L So you think there should be more dancing?
J I really do I think there should be more arts, more dancing, more movement...
Back back back to the beginning of time, people communicated through movement.
The arts saves people's lives. I believed it saved mine. Not that I'd be dead but I can't imagine where I'd be if it weren't for the arts. And without sounding 'oh woe is me,' it's really huge. It's really huge. I mean I come from a boxing family. Nothing wrong with boxing in and of itself, but it's pretty brutal....Most of the cats I used to fight with, some of them are punchy, most of the guys I revered growing up as professional fighters, most of them are punch-drunk, none of them had an opportunity to find the arts...
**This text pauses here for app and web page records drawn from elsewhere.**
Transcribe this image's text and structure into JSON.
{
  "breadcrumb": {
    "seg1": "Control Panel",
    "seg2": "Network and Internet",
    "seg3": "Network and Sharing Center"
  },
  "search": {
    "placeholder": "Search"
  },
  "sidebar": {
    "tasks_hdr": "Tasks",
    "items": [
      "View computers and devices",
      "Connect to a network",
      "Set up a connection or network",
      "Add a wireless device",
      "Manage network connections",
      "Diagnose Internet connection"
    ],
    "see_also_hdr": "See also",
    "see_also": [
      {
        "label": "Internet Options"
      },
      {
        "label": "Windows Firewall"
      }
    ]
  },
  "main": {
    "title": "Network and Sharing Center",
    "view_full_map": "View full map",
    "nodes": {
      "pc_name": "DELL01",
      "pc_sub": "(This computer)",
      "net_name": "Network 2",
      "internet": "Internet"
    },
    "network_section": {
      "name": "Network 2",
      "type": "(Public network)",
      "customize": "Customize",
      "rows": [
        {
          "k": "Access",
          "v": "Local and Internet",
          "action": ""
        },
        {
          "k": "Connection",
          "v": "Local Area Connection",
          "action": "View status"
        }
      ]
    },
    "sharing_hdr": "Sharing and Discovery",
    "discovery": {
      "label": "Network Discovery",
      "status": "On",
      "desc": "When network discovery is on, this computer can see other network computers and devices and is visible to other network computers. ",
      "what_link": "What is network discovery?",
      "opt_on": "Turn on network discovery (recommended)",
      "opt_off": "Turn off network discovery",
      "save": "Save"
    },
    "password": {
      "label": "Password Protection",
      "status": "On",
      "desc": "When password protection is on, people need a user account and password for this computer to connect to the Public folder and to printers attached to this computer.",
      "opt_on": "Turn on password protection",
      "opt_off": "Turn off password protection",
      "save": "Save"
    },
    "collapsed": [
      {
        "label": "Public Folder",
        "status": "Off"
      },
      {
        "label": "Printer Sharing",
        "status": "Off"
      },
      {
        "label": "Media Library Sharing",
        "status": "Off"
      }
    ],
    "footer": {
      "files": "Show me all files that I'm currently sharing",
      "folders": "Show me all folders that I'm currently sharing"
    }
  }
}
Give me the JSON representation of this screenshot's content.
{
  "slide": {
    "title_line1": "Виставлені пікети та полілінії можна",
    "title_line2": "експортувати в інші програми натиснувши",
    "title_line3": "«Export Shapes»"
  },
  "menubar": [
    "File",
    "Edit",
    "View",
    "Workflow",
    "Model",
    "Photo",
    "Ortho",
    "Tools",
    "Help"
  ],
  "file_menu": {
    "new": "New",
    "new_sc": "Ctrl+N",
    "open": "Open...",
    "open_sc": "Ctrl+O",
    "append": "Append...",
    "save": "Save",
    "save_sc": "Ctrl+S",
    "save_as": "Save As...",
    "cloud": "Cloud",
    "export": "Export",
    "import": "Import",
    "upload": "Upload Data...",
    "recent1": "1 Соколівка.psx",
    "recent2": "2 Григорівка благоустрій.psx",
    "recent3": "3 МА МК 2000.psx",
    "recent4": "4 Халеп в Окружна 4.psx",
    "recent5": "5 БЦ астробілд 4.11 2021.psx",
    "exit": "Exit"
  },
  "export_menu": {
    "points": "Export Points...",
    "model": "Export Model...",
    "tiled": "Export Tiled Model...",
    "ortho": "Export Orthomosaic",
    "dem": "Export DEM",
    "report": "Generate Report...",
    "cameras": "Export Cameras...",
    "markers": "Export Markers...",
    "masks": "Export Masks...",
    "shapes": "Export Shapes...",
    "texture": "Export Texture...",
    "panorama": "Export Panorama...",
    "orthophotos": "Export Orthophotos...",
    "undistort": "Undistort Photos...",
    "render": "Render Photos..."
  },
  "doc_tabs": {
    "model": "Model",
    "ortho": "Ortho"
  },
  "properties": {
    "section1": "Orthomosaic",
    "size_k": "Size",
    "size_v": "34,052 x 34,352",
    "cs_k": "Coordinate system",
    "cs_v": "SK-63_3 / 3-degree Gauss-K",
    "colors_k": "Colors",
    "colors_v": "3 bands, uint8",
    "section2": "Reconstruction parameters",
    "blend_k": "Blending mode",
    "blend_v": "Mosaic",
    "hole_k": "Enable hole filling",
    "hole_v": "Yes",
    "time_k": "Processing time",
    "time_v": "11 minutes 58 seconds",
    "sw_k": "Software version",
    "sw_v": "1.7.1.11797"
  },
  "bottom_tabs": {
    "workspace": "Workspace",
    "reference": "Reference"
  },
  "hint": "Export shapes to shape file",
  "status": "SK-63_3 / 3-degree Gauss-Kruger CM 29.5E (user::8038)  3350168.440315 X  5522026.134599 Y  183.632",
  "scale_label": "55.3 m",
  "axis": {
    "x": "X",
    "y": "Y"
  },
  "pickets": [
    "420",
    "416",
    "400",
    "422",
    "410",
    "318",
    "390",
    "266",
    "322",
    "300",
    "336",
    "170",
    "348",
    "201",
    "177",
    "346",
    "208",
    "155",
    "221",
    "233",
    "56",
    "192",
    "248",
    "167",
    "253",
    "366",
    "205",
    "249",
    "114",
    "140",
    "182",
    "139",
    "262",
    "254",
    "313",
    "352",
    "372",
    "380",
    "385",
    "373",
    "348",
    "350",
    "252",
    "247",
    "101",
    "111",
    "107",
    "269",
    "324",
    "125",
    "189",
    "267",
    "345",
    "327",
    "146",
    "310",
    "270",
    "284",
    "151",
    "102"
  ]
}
L You think everyone has the capacity to be artistic?
J I really do. I don't know to what extent but I think there's an artist in all of us. For some reason I think that's our birthright... I'm not sure if some of us just don't listen to it or don't have the opportunity..
L So having told your life story and having had it touch people how do you feel? How do you feel as the living breathing subject of a play that's touched people?
J Incredible. It's beyond my wildest expectations. I didn't know that you could feel so humane to be able to move someone else in that kind of a way. I feel that somehow when you're an open channel and you're being used in a way that you feel you're supposed to be used, with this bigger thing out here called the universe, you just feel like you're on purpose.
L What do you hope your show does at it's best?
J Touch lives...to really move someone, to the point where they think about why they're here or maybe think about their father or mother or son or daughter...just to pause and say, wow.
Thursday, June 18, 2009
Saturday, June 13, 2009
I present you with Swimmer Jim! It's a little video portrait of Reno area Masters swimmer Jim Conkey, done as a part of Project Moonshine, and last winter's 'I Like Winners' exhibition at UNR's Sheppard Gallery. The basis for the exhibition was to explore through art the ideas of winning and athleticism. Here's Jim and his thoughts.